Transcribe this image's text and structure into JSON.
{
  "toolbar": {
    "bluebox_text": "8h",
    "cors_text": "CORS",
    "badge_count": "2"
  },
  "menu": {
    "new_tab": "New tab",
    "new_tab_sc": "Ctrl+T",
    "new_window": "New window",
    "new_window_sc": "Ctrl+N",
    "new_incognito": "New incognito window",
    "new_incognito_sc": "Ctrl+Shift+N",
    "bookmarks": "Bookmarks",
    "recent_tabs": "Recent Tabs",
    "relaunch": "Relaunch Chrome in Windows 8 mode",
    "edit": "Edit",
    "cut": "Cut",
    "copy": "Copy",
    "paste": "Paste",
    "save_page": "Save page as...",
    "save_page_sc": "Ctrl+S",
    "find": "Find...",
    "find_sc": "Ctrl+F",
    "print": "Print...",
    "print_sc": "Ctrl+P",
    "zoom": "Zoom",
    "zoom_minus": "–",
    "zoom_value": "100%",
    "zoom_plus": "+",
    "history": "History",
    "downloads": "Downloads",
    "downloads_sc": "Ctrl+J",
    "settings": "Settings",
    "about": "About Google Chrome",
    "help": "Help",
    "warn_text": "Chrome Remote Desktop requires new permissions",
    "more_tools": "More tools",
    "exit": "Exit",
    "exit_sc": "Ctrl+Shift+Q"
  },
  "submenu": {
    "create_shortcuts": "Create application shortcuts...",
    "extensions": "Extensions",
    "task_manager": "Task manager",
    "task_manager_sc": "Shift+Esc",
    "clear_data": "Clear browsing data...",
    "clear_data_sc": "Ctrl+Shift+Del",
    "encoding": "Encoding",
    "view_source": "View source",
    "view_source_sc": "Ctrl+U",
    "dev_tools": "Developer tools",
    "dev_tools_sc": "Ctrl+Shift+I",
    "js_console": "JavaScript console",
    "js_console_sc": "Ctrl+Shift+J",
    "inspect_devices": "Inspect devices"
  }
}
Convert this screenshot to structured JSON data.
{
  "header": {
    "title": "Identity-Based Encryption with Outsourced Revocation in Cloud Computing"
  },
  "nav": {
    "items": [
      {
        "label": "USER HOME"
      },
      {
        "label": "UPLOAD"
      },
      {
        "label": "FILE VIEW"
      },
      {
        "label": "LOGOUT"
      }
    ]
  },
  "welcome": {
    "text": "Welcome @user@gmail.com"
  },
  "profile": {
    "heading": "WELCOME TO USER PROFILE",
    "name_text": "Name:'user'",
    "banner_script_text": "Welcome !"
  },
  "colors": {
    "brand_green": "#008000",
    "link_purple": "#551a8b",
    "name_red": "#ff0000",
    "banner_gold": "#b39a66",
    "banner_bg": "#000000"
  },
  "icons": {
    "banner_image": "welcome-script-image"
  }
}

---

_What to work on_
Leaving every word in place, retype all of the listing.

_Solution for this task_
Transcribe this image's text and structure into JSON.
{
  "toolbar": {
    "bluebox_text": "8h",
    "cors_text": "CORS",
    "badge_count": "2"
  },
  "menu": {
    "new_tab": "New tab",
    "new_tab_sc": "Ctrl+T",
    "new_window": "New window",
    "new_window_sc": "Ctrl+N",
    "new_incognito": "New incognito window",
    "new_incognito_sc": "Ctrl+Shift+N",
    "bookmarks": "Bookmarks",
    "recent_tabs": "Recent Tabs",
    "relaunch": "Relaunch Chrome in Windows 8 mode",
    "edit": "Edit",
    "cut": "Cut",
    "copy": "Copy",
    "paste": "Paste",
    "save_page": "Save page as...",
    "save_page_sc": "Ctrl+S",
    "find": "Find...",
    "find_sc": "Ctrl+F",
    "print": "Print...",
    "print_sc": "Ctrl+P",
    "zoom": "Zoom",
    "zoom_minus": "–",
    "zoom_value": "100%",
    "zoom_plus": "+",
    "history": "History",
    "downloads": "Downloads",
    "downloads_sc": "Ctrl+J",
    "settings": "Settings",
    "about": "About Google Chrome",
    "help": "Help",
    "warn_text": "Chrome Remote Desktop requires new permissions",
    "more_tools": "More tools",
    "exit": "Exit",
    "exit_sc": "Ctrl+Shift+Q"
  },
  "submenu": {
    "create_shortcuts": "Create application shortcuts...",
    "extensions": "Extensions",
    "task_manager": "Task manager",
    "task_manager_sc": "Shift+Esc",
    "clear_data": "Clear browsing data...",
    "clear_data_sc": "Ctrl+Shift+Del",
    "encoding": "Encoding",
    "view_source": "View source",
    "view_source_sc": "Ctrl+U",
    "dev_tools": "Developer tools",
    "dev_tools_sc": "Ctrl+Shift+I",
    "js_console": "JavaScript console",
    "js_console_sc": "Ctrl+Shift+J",
    "inspect_devices": "Inspect devices"
  }
}
Convert this screenshot to structured JSON data.
{
  "header": {
    "title": "Identity-Based Encryption with Outsourced Revocation in Cloud Computing"
  },
  "nav": {
    "items": [
      {
        "label": "USER HOME"
      },
      {
        "label": "UPLOAD"
      },
      {
        "label": "FILE VIEW"
      },
      {
        "label": "LOGOUT"
      }
    ]
  },
  "welcome": {
    "text": "Welcome @user@gmail.com"
  },
  "profile": {
    "heading": "WELCOME TO USER PROFILE",
    "name_text": "Name:'user'",
    "banner_script_text": "Welcome !"
  },
  "colors": {
    "brand_green": "#008000",
    "link_purple": "#551a8b",
    "name_red": "#ff0000",
    "banner_gold": "#b39a66",
    "banner_bg": "#000000"
  },
  "icons": {
    "banner_image": "welcome-script-image"
  }
}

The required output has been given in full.